Nearly a year after the horror of the Jonestown, Guyana, mass suicide murder, 210 of the 276 children who died there are still unidentified. Some of the children were wards of the state of California. No one has yet explained why government officials overlooked the fact that the state wards wound up living in the jungles of Guyana while feferal payments earmarked for their care fattened the coffers of Jim Jones' cult.

"The FBI told me they didn't have the time or money to identify all the victims, and it wasn't a priority," says author Kenneth Wooden. "And that's in keeping with the way kids are treated around the country. Those with the lack of power are at the bottom of the list."

Wooden, a 44-year-old writer who lives in Bucks County, Pa., knows about forgotten children. His 1976 book, Weeping in the Playtime of Others, was a highly acclaimed account of institutionalized violence against youngsters in reform schools and detention centers. In recent years he has worked with CBS' "60 Minutes" on reports of child pornography, child neglect and interstate commerce of children.

Last spring a tip led him to investigate the role children played in Jones' hellish empire. The Chicago Sun-Times published his findings in a seven-part series that detailed in wrenching fashion the financial boon children represented of Jones; the use of children as prostitutes to curry favor with at least one politician; and the value of children in keeping parents under Jones' rule.
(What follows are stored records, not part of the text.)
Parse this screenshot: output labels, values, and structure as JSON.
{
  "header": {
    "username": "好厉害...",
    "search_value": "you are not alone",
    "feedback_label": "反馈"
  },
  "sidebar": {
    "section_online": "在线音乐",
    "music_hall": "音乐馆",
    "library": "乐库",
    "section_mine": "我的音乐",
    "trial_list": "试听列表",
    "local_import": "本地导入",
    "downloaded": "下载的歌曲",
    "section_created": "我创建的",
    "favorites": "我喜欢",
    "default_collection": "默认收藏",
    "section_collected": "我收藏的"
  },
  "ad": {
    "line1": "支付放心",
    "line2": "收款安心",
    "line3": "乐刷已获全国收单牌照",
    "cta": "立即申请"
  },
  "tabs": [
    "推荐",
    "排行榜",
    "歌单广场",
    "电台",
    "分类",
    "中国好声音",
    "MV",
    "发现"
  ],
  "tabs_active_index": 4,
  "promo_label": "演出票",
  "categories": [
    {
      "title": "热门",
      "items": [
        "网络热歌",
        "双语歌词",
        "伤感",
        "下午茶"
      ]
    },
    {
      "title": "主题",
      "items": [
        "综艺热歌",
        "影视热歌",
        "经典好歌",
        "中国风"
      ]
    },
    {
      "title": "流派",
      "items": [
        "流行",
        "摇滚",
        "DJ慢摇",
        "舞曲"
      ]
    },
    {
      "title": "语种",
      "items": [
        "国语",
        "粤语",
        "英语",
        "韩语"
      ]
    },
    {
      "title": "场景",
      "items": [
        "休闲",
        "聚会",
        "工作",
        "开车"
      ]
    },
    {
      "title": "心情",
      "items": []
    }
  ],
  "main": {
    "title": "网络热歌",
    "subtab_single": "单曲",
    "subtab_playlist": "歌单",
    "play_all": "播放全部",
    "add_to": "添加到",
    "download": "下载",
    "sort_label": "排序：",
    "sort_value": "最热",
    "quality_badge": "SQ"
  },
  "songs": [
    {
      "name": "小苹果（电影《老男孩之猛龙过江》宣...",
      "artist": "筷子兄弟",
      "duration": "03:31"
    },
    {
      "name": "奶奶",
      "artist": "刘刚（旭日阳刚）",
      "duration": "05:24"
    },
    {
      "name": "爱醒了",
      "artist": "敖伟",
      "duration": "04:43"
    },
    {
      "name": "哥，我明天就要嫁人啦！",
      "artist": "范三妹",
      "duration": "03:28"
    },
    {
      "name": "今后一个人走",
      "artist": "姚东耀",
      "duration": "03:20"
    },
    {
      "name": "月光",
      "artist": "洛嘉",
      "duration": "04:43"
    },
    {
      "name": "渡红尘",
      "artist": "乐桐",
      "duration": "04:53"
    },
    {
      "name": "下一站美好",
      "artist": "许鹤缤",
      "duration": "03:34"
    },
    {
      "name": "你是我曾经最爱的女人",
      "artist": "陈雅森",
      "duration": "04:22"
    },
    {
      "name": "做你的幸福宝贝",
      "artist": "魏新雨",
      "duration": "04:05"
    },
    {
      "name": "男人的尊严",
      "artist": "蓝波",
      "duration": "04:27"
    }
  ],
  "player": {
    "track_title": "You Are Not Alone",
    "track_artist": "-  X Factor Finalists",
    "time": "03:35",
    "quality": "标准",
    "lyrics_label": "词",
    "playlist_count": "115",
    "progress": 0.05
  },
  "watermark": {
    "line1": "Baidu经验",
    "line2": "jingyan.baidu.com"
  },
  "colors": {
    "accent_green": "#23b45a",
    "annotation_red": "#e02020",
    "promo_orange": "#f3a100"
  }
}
Now, after months of Washington lobbying to speed up the identification of the young victims of Jonestown, Wooden is planning a midnight candlelight service outside the J. Edgar Hoover Building next weekend, the first anniversay of the Jones deaths. Celebrities such as Ed Asner, Otto Preminger and Julian Bond have lent their names to the memorial service.

"It's crucial for the identification process to be carried out," argues Wooden, "because there are some people in California who share some heavy responsibility for not monitoring those kids -- to say nothing of the fact that parents would like the bodies of their children, and grandparents the bodies of their grandchildren, back for a decent, human burial." Most were buried by bulldozer in a mass grave in Guyana.

Before burial, however, government officials did fingerprint, X-ray and photograph the bodies, and Wooden is working through California courts to become legal guardian of the unknown victims in order to gain access to those documents.

Wooden's efforts are a labor of love borne out of his childhood in Burlington, N.J. He was a punk and arsonist who graduated from high school unable to read. Drafted to fight in Korea, Wooden was introduced to classical music and books by fellow soldiers with college educations. He married the woman who tutored him through Glassboro State College. After four years of teaching high school history and a few years of political organizing, he was appointed by former New Jersey governor William Cahill to help study the state's penal system.

"I came full circle," he remembers. "I saw kids locked up and it reminded me of Ken Wooden, a real high school vandal. There but for the grace of God . . ."

And then the rebel knew he had a cause.